* Task goal *
Every line of the data is to be output verbatim.

[Records excerpted from a collection]
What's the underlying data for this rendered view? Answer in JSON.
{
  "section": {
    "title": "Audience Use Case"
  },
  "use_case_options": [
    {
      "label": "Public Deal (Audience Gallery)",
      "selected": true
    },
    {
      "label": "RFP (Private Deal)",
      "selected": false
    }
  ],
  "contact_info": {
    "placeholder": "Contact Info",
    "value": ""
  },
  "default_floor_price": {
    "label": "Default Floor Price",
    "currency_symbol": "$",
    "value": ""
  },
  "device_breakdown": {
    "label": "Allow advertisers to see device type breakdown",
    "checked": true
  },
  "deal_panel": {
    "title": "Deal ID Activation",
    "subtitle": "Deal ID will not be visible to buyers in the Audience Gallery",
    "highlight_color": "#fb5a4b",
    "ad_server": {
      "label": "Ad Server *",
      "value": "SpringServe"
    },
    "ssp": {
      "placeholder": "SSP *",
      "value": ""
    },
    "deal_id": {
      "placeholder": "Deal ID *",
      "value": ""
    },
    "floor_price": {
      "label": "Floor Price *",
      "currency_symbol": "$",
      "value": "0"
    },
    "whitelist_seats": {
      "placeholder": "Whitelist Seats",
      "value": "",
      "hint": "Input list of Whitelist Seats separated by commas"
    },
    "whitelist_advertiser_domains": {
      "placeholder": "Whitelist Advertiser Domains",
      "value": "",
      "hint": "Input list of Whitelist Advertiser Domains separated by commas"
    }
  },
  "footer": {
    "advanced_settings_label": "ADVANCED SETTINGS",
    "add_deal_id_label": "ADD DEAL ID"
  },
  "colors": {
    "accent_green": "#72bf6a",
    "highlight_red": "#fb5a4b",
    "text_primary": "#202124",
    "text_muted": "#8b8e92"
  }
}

* Response to the task *
What's the underlying data for this rendered view? Answer in JSON.
{
  "section": {
    "title": "Audience Use Case"
  },
  "use_case_options": [
    {
      "label": "Public Deal (Audience Gallery)",
      "selected": true
    },
    {
      "label": "RFP (Private Deal)",
      "selected": false
    }
  ],
  "contact_info": {
    "placeholder": "Contact Info",
    "value": ""
  },
  "default_floor_price": {
    "label": "Default Floor Price",
    "currency_symbol": "$",
    "value": ""
  },
  "device_breakdown": {
    "label": "Allow advertisers to see device type breakdown",
    "checked": true
  },
  "deal_panel": {
    "title": "Deal ID Activation",
    "subtitle": "Deal ID will not be visible to buyers in the Audience Gallery",
    "highlight_color": "#fb5a4b",
    "ad_server": {
      "label": "Ad Server *",
      "value": "SpringServe"
    },
    "ssp": {
      "placeholder": "SSP *",
      "value": ""
    },
    "deal_id": {
      "placeholder": "Deal ID *",
      "value": ""
    },
    "floor_price": {
      "label": "Floor Price *",
      "currency_symbol": "$",
      "value": "0"
    },
    "whitelist_seats": {
      "placeholder": "Whitelist Seats",
      "value": "",
      "hint": "Input list of Whitelist Seats separated by commas"
    },
    "whitelist_advertiser_domains": {
      "placeholder": "Whitelist Advertiser Domains",
      "value": "",
      "hint": "Input list of Whitelist Advertiser Domains separated by commas"
    }
  },
  "footer": {
    "advanced_settings_label": "ADVANCED SETTINGS",
    "add_deal_id_label": "ADD DEAL ID"
  },
  "colors": {
    "accent_green": "#72bf6a",
    "highlight_red": "#fb5a4b",
    "text_primary": "#202124",
    "text_muted": "#8b8e92"
  }
}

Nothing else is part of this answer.